A recent, lengthy post at Talking Points Memo blames conservatives, liberals and accrediting agencies for a decline in the excellence of American higher education–a decline that is widely remarked upon.
First comes conservatives seeking a corporate transformation or restructuring of higher education. One option comes through the rise of for-profit private colleges, offering a game plan of expensive tuition and pricey administrators, delivered mostly with low cost adjunct professors in often cookie-cutter, interchangeable curriculum delivered online.
This is Fordism coming to higher education… The other option is traditional schools adopting this model; employing business leaders to run schools and developing cost containment policies aimed mostly at standardizing curriculum. It is top-down decision-making premised upon treating faculty no differently than an assembly line worker….The result: a market-driven product devoid of innovation, creativity, and intellectual challenge.
Liberals come second, often joined by religious conservatives, bent on enforcing political correctness on campus and in producing a curriculum that offends no one. Captured in the Atlantic by Greg Lukianoff and Jonathan Haidt in their article “The Coddling of the American Mind,” there is a push to insulate students from ideas and words that they do not like. Across the country schools are adopting policies demanding trigger warnings or alerting faculty to forms of microaggression that students find objectionable. The result is not only an erosion of academic freedom but a curriculum that is uninteresting and devoid of learning.
Finally comes the accrediting agencies who have taken the assessment lessons from K-12 and are imposing them on higher education. They demand schools measure and test students and curriculum by developing a complex process of goals, objectives, rubrics.
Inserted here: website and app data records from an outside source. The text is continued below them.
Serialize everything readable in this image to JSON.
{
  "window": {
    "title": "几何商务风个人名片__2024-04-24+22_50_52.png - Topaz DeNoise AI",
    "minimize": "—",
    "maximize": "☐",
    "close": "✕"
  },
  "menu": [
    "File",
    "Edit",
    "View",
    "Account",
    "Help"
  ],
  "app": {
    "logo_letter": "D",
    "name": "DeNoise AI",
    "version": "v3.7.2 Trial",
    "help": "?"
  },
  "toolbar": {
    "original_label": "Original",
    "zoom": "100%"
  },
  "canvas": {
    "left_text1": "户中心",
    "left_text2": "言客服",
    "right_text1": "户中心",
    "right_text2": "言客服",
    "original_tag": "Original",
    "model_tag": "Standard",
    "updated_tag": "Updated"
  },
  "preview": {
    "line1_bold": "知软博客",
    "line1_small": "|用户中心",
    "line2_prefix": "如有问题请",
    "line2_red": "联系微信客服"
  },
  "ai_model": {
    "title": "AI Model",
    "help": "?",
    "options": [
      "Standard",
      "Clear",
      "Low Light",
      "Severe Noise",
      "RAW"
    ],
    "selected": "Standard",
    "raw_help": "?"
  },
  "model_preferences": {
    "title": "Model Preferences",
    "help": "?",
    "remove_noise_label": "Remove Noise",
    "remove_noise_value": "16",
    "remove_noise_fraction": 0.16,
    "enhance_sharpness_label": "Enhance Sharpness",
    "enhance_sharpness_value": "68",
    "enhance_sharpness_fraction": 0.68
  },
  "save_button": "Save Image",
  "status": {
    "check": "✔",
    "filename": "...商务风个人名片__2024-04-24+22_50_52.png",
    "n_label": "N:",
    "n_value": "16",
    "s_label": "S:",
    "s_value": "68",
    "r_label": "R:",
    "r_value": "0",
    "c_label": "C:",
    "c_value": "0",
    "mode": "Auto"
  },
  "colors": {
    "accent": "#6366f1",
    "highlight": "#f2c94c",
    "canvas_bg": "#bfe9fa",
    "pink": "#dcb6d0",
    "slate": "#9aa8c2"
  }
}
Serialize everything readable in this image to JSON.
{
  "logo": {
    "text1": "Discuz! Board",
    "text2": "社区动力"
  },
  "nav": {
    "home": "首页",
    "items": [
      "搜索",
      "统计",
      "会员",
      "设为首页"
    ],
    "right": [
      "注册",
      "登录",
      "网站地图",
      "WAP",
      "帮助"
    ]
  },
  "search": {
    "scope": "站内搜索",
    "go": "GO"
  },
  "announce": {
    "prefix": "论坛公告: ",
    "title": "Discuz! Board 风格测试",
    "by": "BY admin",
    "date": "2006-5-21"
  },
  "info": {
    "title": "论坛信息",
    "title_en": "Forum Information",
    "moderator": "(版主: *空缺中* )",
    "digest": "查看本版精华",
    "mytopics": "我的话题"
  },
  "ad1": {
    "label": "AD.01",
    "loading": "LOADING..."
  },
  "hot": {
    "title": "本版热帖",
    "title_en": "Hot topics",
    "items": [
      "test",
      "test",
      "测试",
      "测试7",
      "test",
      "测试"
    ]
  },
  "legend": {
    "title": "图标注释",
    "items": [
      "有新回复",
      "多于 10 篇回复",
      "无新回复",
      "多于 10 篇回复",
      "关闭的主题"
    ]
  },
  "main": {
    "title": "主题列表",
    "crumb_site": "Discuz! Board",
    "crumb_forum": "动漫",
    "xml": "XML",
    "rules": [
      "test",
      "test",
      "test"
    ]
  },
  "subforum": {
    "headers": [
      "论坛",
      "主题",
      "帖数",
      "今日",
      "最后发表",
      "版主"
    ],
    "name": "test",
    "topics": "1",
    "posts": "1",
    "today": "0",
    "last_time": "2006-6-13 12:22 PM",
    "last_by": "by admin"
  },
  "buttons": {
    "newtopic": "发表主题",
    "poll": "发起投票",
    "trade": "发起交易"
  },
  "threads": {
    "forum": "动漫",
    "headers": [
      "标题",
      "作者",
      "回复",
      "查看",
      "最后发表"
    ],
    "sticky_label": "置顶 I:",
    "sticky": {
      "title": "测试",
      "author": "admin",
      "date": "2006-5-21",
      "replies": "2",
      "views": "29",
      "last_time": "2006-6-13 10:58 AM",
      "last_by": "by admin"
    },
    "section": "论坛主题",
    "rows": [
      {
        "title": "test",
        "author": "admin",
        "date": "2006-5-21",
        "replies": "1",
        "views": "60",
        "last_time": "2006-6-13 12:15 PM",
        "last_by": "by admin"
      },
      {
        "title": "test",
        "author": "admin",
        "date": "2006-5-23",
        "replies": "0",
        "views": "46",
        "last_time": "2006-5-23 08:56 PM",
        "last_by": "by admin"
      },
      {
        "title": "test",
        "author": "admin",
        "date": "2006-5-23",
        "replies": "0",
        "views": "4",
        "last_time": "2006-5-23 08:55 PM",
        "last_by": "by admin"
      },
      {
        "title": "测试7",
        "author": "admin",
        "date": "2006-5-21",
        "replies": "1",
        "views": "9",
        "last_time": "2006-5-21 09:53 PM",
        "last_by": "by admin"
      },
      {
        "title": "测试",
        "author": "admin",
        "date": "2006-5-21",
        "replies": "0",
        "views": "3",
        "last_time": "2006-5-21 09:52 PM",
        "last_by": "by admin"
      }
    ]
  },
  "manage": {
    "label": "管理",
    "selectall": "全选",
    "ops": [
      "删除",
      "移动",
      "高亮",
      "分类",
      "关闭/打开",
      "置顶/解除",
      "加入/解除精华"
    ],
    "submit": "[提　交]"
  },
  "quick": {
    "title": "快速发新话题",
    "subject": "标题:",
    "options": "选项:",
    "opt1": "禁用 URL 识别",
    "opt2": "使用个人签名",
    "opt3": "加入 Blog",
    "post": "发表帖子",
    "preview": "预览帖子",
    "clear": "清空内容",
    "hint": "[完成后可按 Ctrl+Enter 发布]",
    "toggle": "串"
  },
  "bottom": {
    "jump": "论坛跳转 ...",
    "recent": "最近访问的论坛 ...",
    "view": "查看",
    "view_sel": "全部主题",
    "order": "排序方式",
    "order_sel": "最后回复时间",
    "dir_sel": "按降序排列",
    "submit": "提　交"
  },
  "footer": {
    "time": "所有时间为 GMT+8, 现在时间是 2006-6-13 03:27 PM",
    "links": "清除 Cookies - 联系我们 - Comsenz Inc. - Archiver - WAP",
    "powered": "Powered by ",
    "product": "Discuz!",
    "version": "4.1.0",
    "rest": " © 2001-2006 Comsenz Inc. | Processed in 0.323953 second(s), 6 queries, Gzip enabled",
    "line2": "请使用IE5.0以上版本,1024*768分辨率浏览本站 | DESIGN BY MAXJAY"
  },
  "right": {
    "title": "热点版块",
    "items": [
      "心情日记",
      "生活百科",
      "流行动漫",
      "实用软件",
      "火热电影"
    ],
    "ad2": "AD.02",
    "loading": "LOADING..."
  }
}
I would add to these indictments a more foundational issue: until we reach agreement on what we mean by education, we will never be able to focus on the question of how best to provide it.
Far too many “education reformers” at all levels fail to recognize the fundamental difference between genuine education and job training–between intellectual flowering and the inculcation of skills needed by the marketplace. It doesn’t help that state legislatures and Commissions on Higher Education focus on graduation rates and employment metrics to the exclusion of all else.
Evidently, if you can’t count it, it doesn’t count.
It’s probably heresy for a Professor to say this, but not every high school graduate is a candidate for college. There is nothing wrong with job training–it’s important and entirely legitimate– and such training can meet the needs of a number of students. If we were to reserve the university experience for young people who display intellectual curiosity, a capacity for serious scholarship and/or a demonstrable passion for the life of the mind, both the institutions and their graduates would benefit.
As a bonus, we could trim those bloated administrations, disabuse ourselves of the notion that educational institutions should be “run like businesses,” and stop coddling students who demand protection against ideas they find threatening.
Ideas can be right or wrong, comforting or offensive–but to find any idea “threatening” is a signal that one is unfit to be educated.